- Daily Zen
Apple is definitely losing its momentum. It’s at a point where it might still turn things around, but the headwind against the crestfallen seems to be growing stronger. While, the Cupertino-based technology company may get all the press it wants, however, one thing it’s losing right now is the iOS market share which is showing no sign of stopping anytime soon.
According to the latest market share figures for Q1 2016 from Kantar Worldpanel ComTech, Apple has officially lost its ground to Android, particularly in U.S., Europe, and China.
The market share gap between Android and iOS is particularly wide in Europe. Android’s market share increased to 75.6 percent, up 7.1 percent compared to the previous year, in the top five European market (France, Italy, Germany, Spain and U.K).

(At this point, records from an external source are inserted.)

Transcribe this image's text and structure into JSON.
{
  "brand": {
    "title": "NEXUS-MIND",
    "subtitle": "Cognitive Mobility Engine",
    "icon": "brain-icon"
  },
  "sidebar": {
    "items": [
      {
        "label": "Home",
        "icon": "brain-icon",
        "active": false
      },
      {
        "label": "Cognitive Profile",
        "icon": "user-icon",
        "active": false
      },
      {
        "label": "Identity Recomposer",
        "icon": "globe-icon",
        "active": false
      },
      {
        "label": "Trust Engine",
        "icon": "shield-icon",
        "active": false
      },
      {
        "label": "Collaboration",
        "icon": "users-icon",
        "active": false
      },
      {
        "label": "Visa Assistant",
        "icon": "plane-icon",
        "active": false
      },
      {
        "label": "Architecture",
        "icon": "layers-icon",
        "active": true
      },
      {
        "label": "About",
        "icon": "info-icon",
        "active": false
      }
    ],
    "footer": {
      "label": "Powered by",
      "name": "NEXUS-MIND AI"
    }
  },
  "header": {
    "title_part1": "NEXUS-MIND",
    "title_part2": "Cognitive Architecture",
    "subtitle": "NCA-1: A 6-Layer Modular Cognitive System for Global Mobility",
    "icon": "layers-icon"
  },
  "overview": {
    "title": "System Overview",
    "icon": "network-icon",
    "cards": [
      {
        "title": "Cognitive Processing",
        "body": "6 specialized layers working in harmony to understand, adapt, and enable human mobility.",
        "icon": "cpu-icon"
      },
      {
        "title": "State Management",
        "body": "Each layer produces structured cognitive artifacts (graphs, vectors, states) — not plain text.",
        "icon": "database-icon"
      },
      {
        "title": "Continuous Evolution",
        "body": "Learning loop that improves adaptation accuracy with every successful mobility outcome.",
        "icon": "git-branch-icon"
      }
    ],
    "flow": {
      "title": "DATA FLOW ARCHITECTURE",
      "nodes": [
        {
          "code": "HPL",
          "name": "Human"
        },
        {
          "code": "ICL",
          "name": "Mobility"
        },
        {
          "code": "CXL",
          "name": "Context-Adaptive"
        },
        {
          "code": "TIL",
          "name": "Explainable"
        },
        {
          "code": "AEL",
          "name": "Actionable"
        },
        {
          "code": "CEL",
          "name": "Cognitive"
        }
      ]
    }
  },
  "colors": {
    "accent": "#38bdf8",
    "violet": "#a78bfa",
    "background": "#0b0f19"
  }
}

“This is the strongest growth for Android across the EU5 in more than two years,” said Lauren Guenveur, Kantar mobile analyst, in a statement. “What’s more, the growth is coming not just from one or two players, but from different brands and ecosystems, varying from region to region.”
Figures show Android spans over 65.5 percent in the U.S., up 7.3 percent the same period a year ago. While, in major Chinese urban areas, the world’s biggest smartphone market, Android phones have a dominant 77 percent market share, up from 6 percent from the previous year. However, Windows has been the biggest loser in the smartphone market share. Only 2.6 percent of new iOS users came from Windows, compared to the 6.6 percent of new Android users; while 3.3 percent came from iOS to Android.
The iOS market share shrinkage reflects the growing competition Apple is facing, as more and more buyers are turning to low-grade iPhone iterations from local Chinese manufacturers. Moreover, the success recorded by Samsung’s latest flagship smartphone, the Galaxy S7 is driving Android’s market share forward. Although it was available for only a few weeks, it ended up being the top selling device in the first three months of 2016, capturing 4.2 percent of total sales. The Galaxy S6 also fared well due to a reduction in its price before the latest smartphone’s release.
“Analyst are waiting to see whether the iPhone SE, a mid-tier version of the iPhone released this year can reverse Apple’s fortunes. “Android share could also be negatively affected by high demand for the Apple iPhone SE,” Guenveur said. “iPhone SE sales will be particularly important in China, where success in the mid-tier will determine the top player in the region. These factors should play out further in the next quarter.”
Apple’s reputation is telling. But recent figures demand the answer to the question: Has Apple lost its charm? Will its sales rebound during the year ahead?
View the market share data visualization from Kantar WorldPanel below: